David Butow: From Ukraine

By Peggy Roalf   Thursday March 31, 2022

Photographer David Butow, a longtime subscriber and contributor to DART, arrived in Ukraine the second week of March to cover the effects of war on ordinary people who were caught in the indiscriminate shelling of cities like Lviv and Chernevo. He covered the growing humanitarian crisis amid the escalating attacks, with people seeking shelter in makeshift camps in Poland, Moldova and Romania. David departed earlier this week through Poland; following are some of his photos and reportage for @politico


March 15, 2022. Two of the millions of refugees fleeing the war in Ukraine, this woman and her son leave for Poland and a completely unpredictable future. Lviv is one of the funnel points for people trying to get out of the country. I just finished several days photographing these refugees, tracing their steps to the border and beyond.

The escape from Ukraine has become increasingly desperate. More than 2.6 million people have fled the country as Russian troops move closer to major metro areas, shelling civilian infrastructure at random and forcing people to find last-minute transportation to take them to safety.

Train stations are constantly crowded. Aid groups are meeting civilians with food, water and donated clothes. Polish families are taking in Ukrainian refugees, offering up their homes as temporary shelters.

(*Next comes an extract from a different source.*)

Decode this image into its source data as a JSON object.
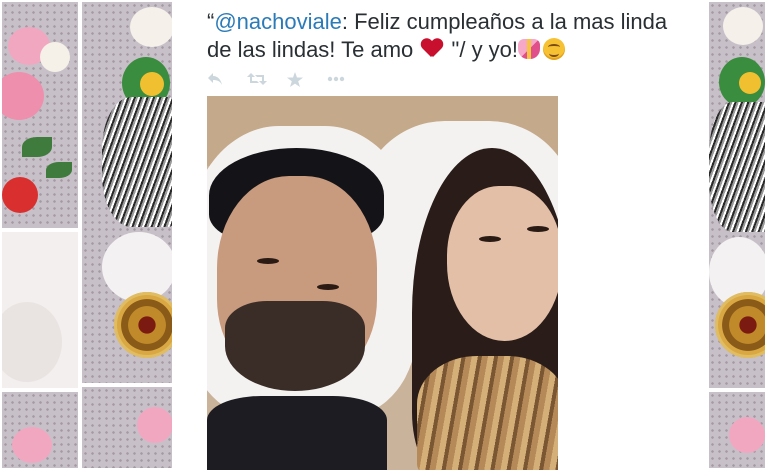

The U.S. so far has donated over $100M to help Ukrainians by providing safe drinking water, sanitation and hygiene supplies as well as surgical kits. 

 Sunday service in a Ukranian Orthodox Church in Lviv that dates to the 18th century.


Chernëvo, L'Vivs'Ka Obl Silent reverence in this village today as the body of a native son, Dmytro Vasiyuta, 20 year-old soldier killed in battle, was brought to his family’s home.  


March 17, 2022. Funeral for Ukrainian Major Ivan Skrypnk, 37, who died in combat four days ago.

March 29, 2022 A few thoughts as I wrap up my visit to Poland and Ukraine: Even far from the violence, the disruption and indignities inflicted upon the Ukrainians are brutal, millions of people having to chose between staying in their homes and possibly becoming casualties of war, or fleeing the country with nothing more than what they can carry in a backpack. 

The refugees arrive at the Polish border by train, and some on foot. It has taken most of them days to get here. One line after another, delays, confusion and uncertainty. A bright spot is the reception they receive from the Poles, in particular, and other international groups that have organized at the crossing points. There is food, medical care, even veterinarians.  


Assistance is given, as best it can be, with transportation and temporary shelter. One Ukrainian family I met, a woman and her three children, were taken in by a Polish family who lived in the countryside about an hour from the border. It was the second group the Polish family had hosted since the war started. Miron, a bright 9 year-old brought his hamster.

David Butow has been a professional photojournalist since the 1980’s. His pictures have appeared in many publications around the world including National Geographic, TIME and Paris Match. His past work includes the 1992 Los Angeles Riots, the 2003 invasion of Iraq, and the 2019 democracy demonstrations in Hong Kong. He has worked in dozens of countries and received awards from World Press Photo, Pictures of the Year International, Communications Arts and others.  

@reduxpictures#ukraine #ukrainewar #ukrainerefugees